Stephanie Rohn was 21 years old and living in Mississippi, far from her parents’ home in Manhasset, New York, when she suddenly experienced a series of brief blackouts. “I didn’t know what it was,” she recalls. “I was going through a lot at the time, so I thought they were small panic attacks.” One of her roommates disagreed. “She was really adamant that it wasn’t a panic attack,” says Stephanie. Sensing that this was something more serious, the roommate took a video of Stephanie’s next episode and sent it to her parents, who urged their daughter to go to a local hospital to get checked out.
“That’s where they found my brain tumor,” Stephanie says. Her roommate had been correct that the episodes were not panic attacks. She had experienced a grand mal seizure, which includes a loss of consciousness, violent muscle contractions, or both. Typically associated with epilepsy, a grand mal seizure can also be trigged by a high fever, a stroke, or even low blood sugar.

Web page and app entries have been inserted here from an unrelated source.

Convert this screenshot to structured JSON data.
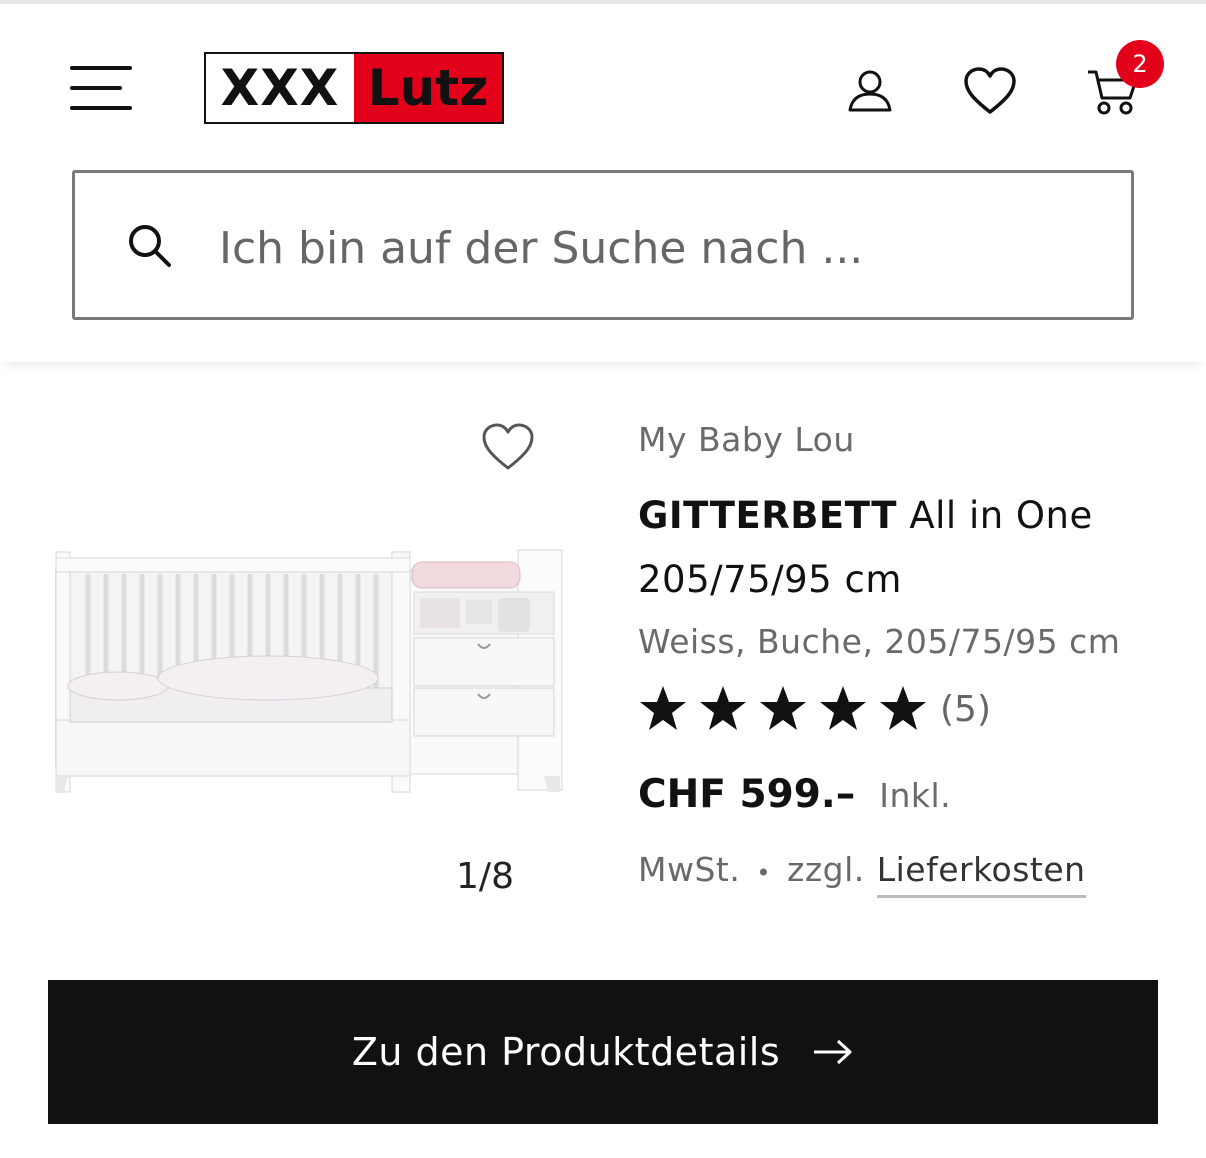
{
  "header": {
    "logo_left": "XXX",
    "logo_right": "Lutz",
    "cart_count": "2"
  },
  "search": {
    "placeholder": "Ich bin auf der Suche nach ..."
  },
  "product": {
    "brand": "My Baby Lou",
    "title_bold": "GITTERBETT",
    "title_rest": "All in One 205/75/95 cm",
    "variant": "Weiss, Buche, 205/75/95 cm",
    "rating": 5,
    "review_count": "(5)",
    "price": "CHF 599.–",
    "tax_note_1": "Inkl.",
    "tax_note_2": "MwSt.",
    "separator": "•",
    "shipping_prefix": "zzgl.",
    "shipping_link": "Lieferkosten",
    "image_counter": "1/8"
  },
  "cta": {
    "label": "Zu den Produktdetails"
  },
  "colors": {
    "brand_red": "#e2001a",
    "cta_bg": "#111111"
  },
  "icons": [
    "menu-icon",
    "user-icon",
    "heart-icon",
    "cart-icon",
    "search-icon",
    "star-icon",
    "arrow-right-icon"
  ]
}
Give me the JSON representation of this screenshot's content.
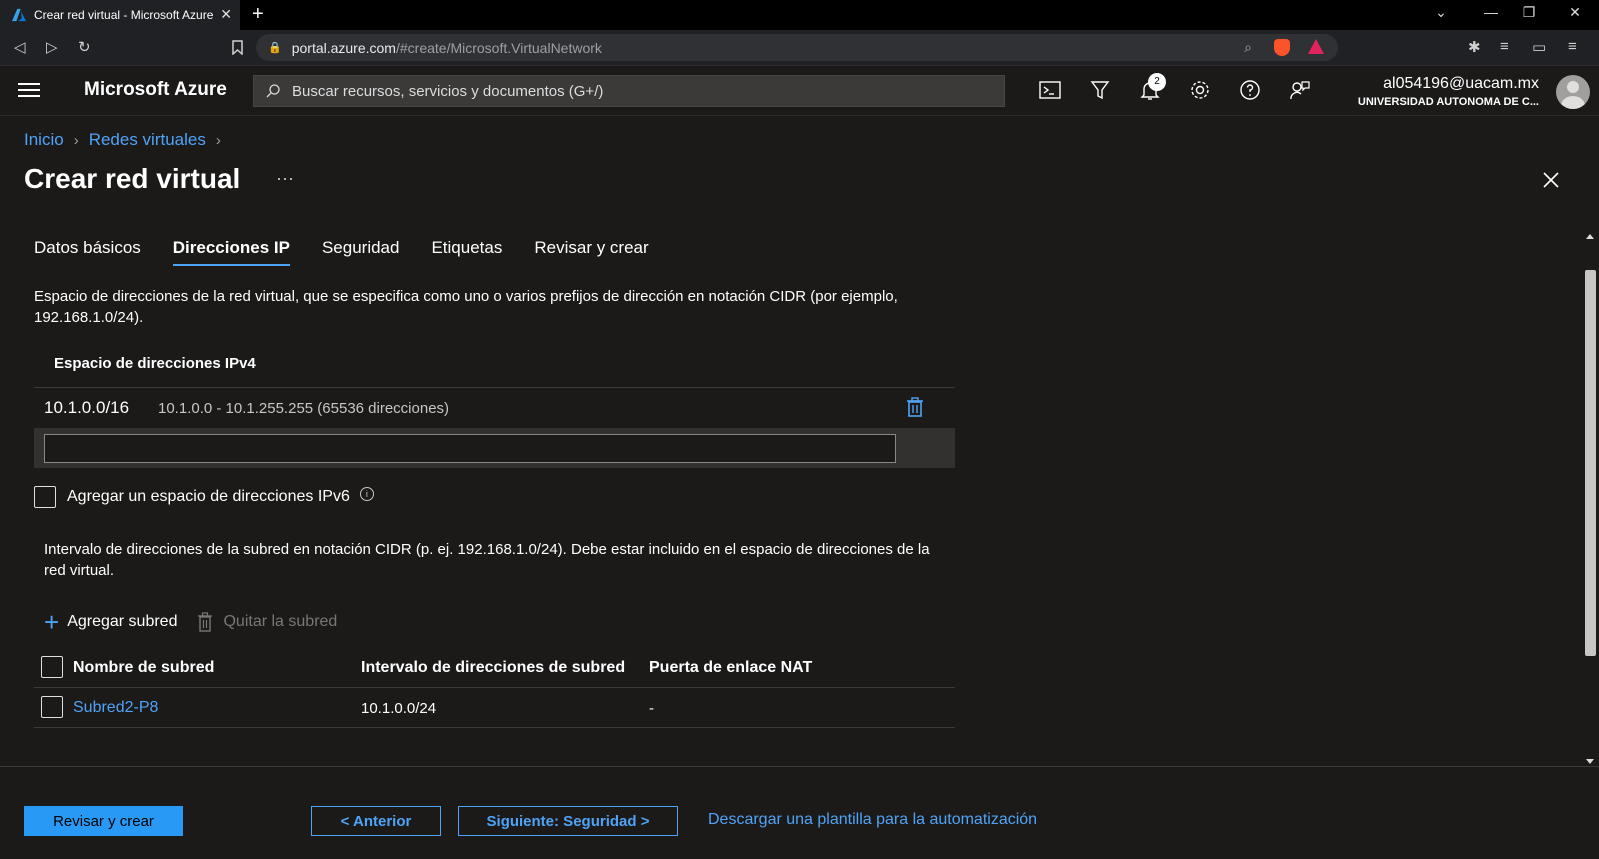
{
  "browser": {
    "tab_title": "Crear red virtual - Microsoft Azure",
    "url_host": "portal.azure.com",
    "url_path": "/#create/Microsoft.VirtualNetwork"
  },
  "header": {
    "brand": "Microsoft Azure",
    "search_placeholder": "Buscar recursos, servicios y documentos (G+/)",
    "notifications_count": "2",
    "user_email": "al054196@uacam.mx",
    "user_org": "UNIVERSIDAD AUTONOMA DE C..."
  },
  "breadcrumb": {
    "items": [
      "Inicio",
      "Redes virtuales"
    ]
  },
  "page": {
    "title": "Crear red virtual",
    "more": "···"
  },
  "tabs": [
    {
      "label": "Datos básicos"
    },
    {
      "label": "Direcciones IP"
    },
    {
      "label": "Seguridad"
    },
    {
      "label": "Etiquetas"
    },
    {
      "label": "Revisar y crear"
    }
  ],
  "ip": {
    "description": "Espacio de direcciones de la red virtual, que se especifica como uno o varios prefijos de dirección en notación CIDR (por ejemplo, 192.168.1.0/24).",
    "ipv4_label": "Espacio de direcciones IPv4",
    "address": {
      "cidr": "10.1.0.0/16",
      "range": "10.1.0.0 - 10.1.255.255 (65536 direcciones)"
    },
    "new_address_value": "",
    "ipv6_label": "Agregar un espacio de direcciones IPv6",
    "subnet_description": "Intervalo de direcciones de la subred en notación CIDR (p. ej. 192.168.1.0/24). Debe estar incluido en el espacio de direcciones de la red virtual."
  },
  "subnets": {
    "add_label": "Agregar subred",
    "remove_label": "Quitar la subred",
    "columns": [
      "Nombre de subred",
      "Intervalo de direcciones de subred",
      "Puerta de enlace NAT"
    ],
    "rows": [
      {
        "name": "Subred2-P8",
        "range": "10.1.0.0/24",
        "nat": "-"
      }
    ]
  },
  "footer": {
    "review_create": "Revisar y crear",
    "previous": "< Anterior",
    "next": "Siguiente: Seguridad >",
    "download": "Descargar una plantilla para la automatización"
  },
  "colors": {
    "accent": "#4fa3f7",
    "primary_button": "#2899f5",
    "background": "#1b1a19"
  }
}
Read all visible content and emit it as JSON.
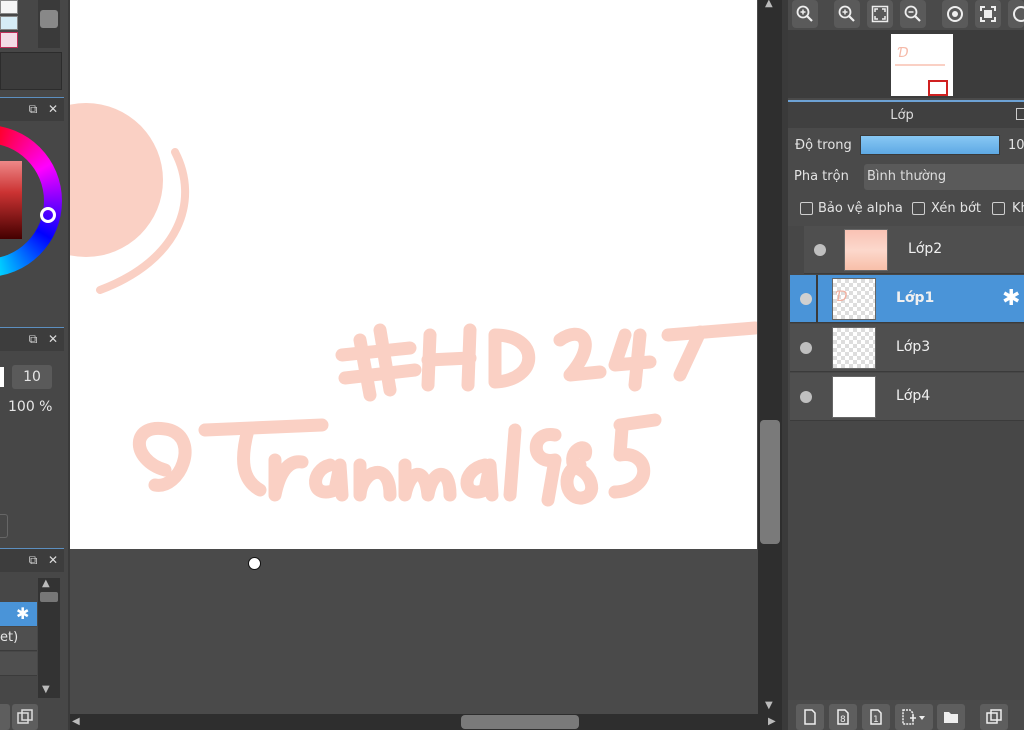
{
  "left_panel": {
    "brush_size_value": "10",
    "opacity_value": "100 %",
    "list_item_partial": "et)"
  },
  "layers_panel": {
    "tab_label": "Lớp",
    "opacity_label": "Độ trong",
    "opacity_value": "10",
    "blend_label": "Pha trộn",
    "blend_value": "Bình thường",
    "protect_alpha_label": "Bảo vệ alpha",
    "clipping_label": "Xén bớt",
    "lock_label_partial": "Kh",
    "layers": [
      {
        "name": "Lớp2",
        "selected": false
      },
      {
        "name": "Lớp1",
        "selected": true
      },
      {
        "name": "Lớp3",
        "selected": false
      },
      {
        "name": "Lớp4",
        "selected": false
      }
    ]
  },
  "colors": {
    "accent": "#4a94d8",
    "artwork_stroke": "#fad0c4"
  },
  "icons": {
    "toolbar": [
      "zoom-fit-icon",
      "zoom-in-icon",
      "fit-screen-icon",
      "zoom-out-icon",
      "rotate-icon",
      "fullscreen-icon",
      "reset-view-icon"
    ],
    "bottom": [
      "new-layer-icon",
      "new-8bit-layer-icon",
      "new-1bit-layer-icon",
      "add-special-layer-icon",
      "new-folder-icon",
      "duplicate-layer-icon"
    ]
  }
}
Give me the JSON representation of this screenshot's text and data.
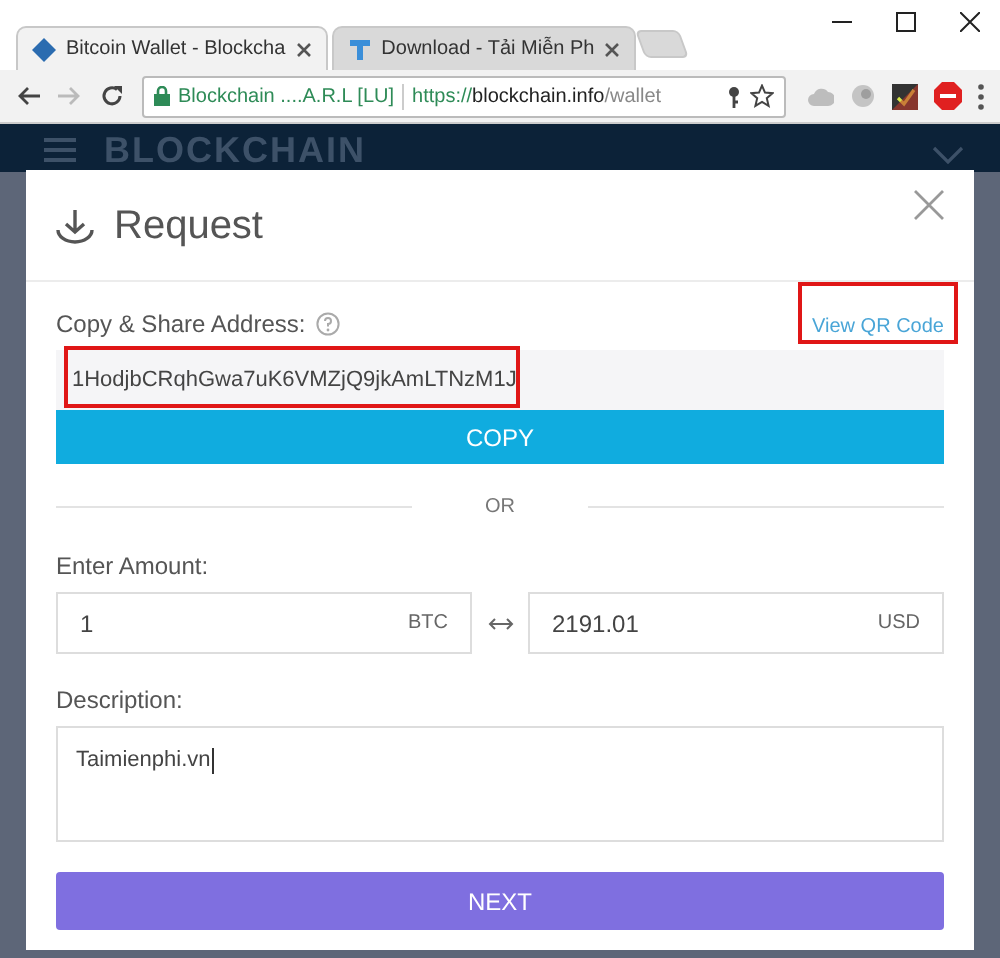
{
  "browser": {
    "tabs": [
      {
        "title": "Bitcoin Wallet - Blockcha",
        "selected": true
      },
      {
        "title": "Download - Tải Miễn Ph",
        "selected": false
      }
    ],
    "security_label": "Blockchain ....A.R.L [LU]",
    "url": {
      "scheme": "https://",
      "host": "blockchain.info",
      "path": "/wallet"
    }
  },
  "page_header": {
    "brand": "BLOCKCHAIN"
  },
  "modal": {
    "title": "Request",
    "address_label": "Copy & Share Address:",
    "qr_link": "View QR Code",
    "address": "1HodjbCRqhGwa7uK6VMZjQ9jkAmLTNzM1J",
    "copy_button": "COPY",
    "separator": "OR",
    "amount_label": "Enter Amount:",
    "amount": {
      "value": "1",
      "unit": "BTC"
    },
    "fiat": {
      "value": "2191.01",
      "unit": "USD"
    },
    "description_label": "Description:",
    "description": "Taimienphi.vn",
    "next_button": "NEXT"
  }
}
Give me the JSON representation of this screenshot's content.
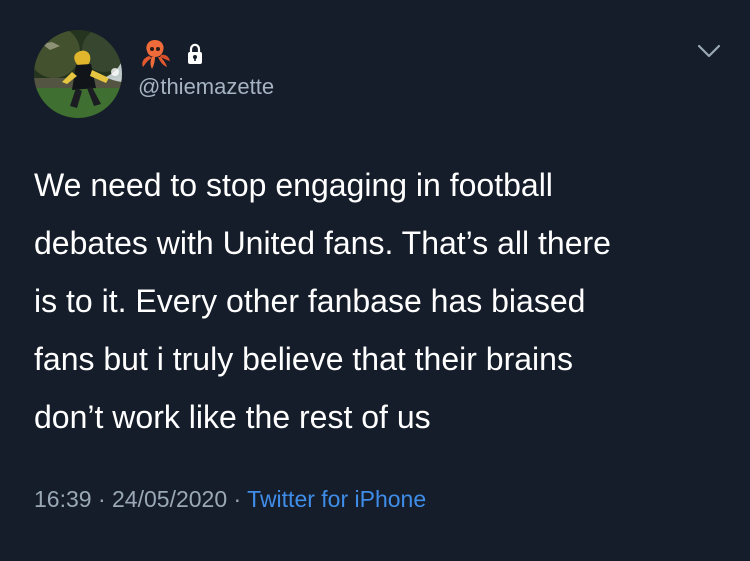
{
  "tweet": {
    "handle": "@thiemazette",
    "name_icons": [
      "squid-emoji-icon",
      "lock-icon"
    ],
    "text_lines": [
      "We need to stop engaging in football",
      "debates with United fans. That’s all there",
      "is to it. Every other fanbase has biased",
      "fans but i truly believe that their brains",
      "don’t work like the rest of us"
    ],
    "time": "16:39",
    "separator": " · ",
    "date": "24/05/2020",
    "source": "Twitter for iPhone"
  },
  "colors": {
    "background": "#151d2a",
    "text": "#ffffff",
    "muted": "#9aa8b6",
    "link": "#3f8de8"
  }
}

In some cases, like Stephanie’s, they can signal the presence of a brain tumor.
Young and far from home, Stephanie didn’t have a clue what to do. Thankfully, an aunt was able to help connect Stephanie with brain tumor experts in New York, so she could be home with her family while being treated. That’s how Stephanie came to meet neuro-oncologist Howard Fine, MD, and neurosurgeon Rohan Ramakrishna, MD, at NewYork-Presbyterian Weill Cornell Medicine, Co-Directors of the Rhodes Center for Glioblastoma.
Dr. Fine and Dr. Ramakrishna specialize in the treatment of gliomas — a type of tumor that starts in the brain or spine’s glial cells. Fortunately for Stephanie her tumor was low grade, with a much better prognosis than many other types of gliomas. “When treating brain tumors, we often deal with glioblastoma, which is a more serious matter,” says Dr. Ramakrishna. “But once we saw Stephanie’s tumor, we knew it was something we could likely treat effectively with multi-modal therapy, including surgery, chemotherapy, and radiation.”
Dr. Fine agrees. “Stephanie’s tumor was very typical,” he says. “I’ve dedicated my career to patients with brain tumors and have been involved in more than 100 brain tumor clinical trials. The best way to go was to surgically remove her tumor so that she could live without seizures for the rest of her life. I knew she’d be in good hands with Rohan in the OR.”
“I couldn’t have asked for better doctors,” says Stephanie. “The entire experience was very scary — it seemed to come out of nowhere. But they kept me calm.” Dr. Ramakrishna and Dr. Fine kept assuring her things would be okay. “The advantage of being at a high-volume brain tumor center is that we have extensive experience with tumors like Stephanie’s,” says Dr. Ramakrishna. “These cases may be routine to us, but we know they are not routine to the patient. We take every case as seriously as the next.”
Several months after the seizures began, Stephanie walked into NewYork-Presbyterian Weill Cornell Medical Center feeling nervous. “I remember being brought into the operating room and telling the nurses and doctors present that I have very aggressive anxiety. I was very scared,” she recalls. As she was being given the anesthesia, a nurse held her hand and told her to count backwards from ten. “I think the last number I remember was seven!” Stephanie recalls. “The next thing I knew, I was in the recovery room and my mother was on her way in to be with me. They said everything went great.”
“Stephanie’s tumor was actually quite anatomically complex," says Dr. Ramakrishna. "It involved a portion of the brain called the insula, which requires specialized techniques including brain mapping to remove safely.”
Dr. Ramakrishna was thrilled with Stephanie’s outcome. “Stephanie’s surgery was a success, and each surgery teaches us something new about the tumors we strive to eradicate,” he says. “Brain tumors can range in severity and affect people neurologically in different and sometimes profound ways. But Stephanie did beautifully with her surgery, as we were able to remove all of the disease seen on her MRI without causing new neurologic problems. And that’s a great outcome for someone so young.”
Because gliomas cannot usually be cured with surgery alone, Stephanie had to undergo chemotherapy and radiation therapy to try to get rid of any remaining tumor cells. “It left me extremely fatigued,” she says, “but in the end it was so worth it to not be having daily seizures anymore.”
Now back home in Manhasset, Stephanie is spending quality time with her family and dedicating herself to resting and recovering. She has reflected a good deal on her situation, and she has some words of wisdom for anyone going through the same thing: “It’s very scary to hear that you have a tumor, and nobody likes surgery, but this isn’t nearly as scary as you’d think brain surgery would be… especially when you have such wonderful doctors on your team!”